The more things change, the more they stay the same.

The Spurs don't always come away with the NBA championship, but no opposing team ever pulls to face them in the playoffs.

By their own standards, this was a bad year for the Spurs, especially at home. They lost 13 games at the AT&T center. However, they balanced the ledger by posting an almost identical road record and lost 15 games away from home.

Typically the Spurs didn't make excuses despite suffering injuries to their three top three players in Manu Ginobili, Tony Parker and Tim Duncan at various times throughout the season.

Instead the Spurs still turned in a 50-win season.

San Antonio will be without Ginobili for their playoff push. It reduces their chances of winning the championship, but it doesn't make them easy beats.
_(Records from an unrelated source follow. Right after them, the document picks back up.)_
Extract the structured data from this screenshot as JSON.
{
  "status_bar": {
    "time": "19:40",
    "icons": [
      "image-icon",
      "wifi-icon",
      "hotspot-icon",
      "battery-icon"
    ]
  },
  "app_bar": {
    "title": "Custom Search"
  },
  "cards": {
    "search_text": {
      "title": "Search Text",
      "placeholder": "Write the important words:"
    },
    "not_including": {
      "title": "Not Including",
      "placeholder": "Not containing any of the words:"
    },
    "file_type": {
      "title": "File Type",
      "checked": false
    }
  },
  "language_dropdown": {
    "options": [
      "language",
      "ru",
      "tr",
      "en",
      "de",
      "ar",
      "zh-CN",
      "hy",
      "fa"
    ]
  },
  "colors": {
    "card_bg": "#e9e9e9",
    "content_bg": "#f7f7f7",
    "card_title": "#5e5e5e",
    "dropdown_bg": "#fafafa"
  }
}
As long as Duncan and Parker stay healthy, the Spurs can't be written off.

Typically the Spurs didn't grab the headlines this season, they just went quietly about their business as they always do.

Somehow coach Gregg Popovich got great production out of journeyman Roger Mason jr. and even Matt Bonner become a solid part of San Antonio's offense. Michael Finley continues to ignore his age and produced another tidy season.

The season series was split 2-2, but even without Ginobili, the Spurs will be too good for the Mavericks.

Dallas will be hoping to draw on its last playoff meeting with the Spurs which they won in seven games, including a huge game seven victory in San Antonio.

However, since then a lot has changed, at least for the Mavericks anyway.

Spurs in six.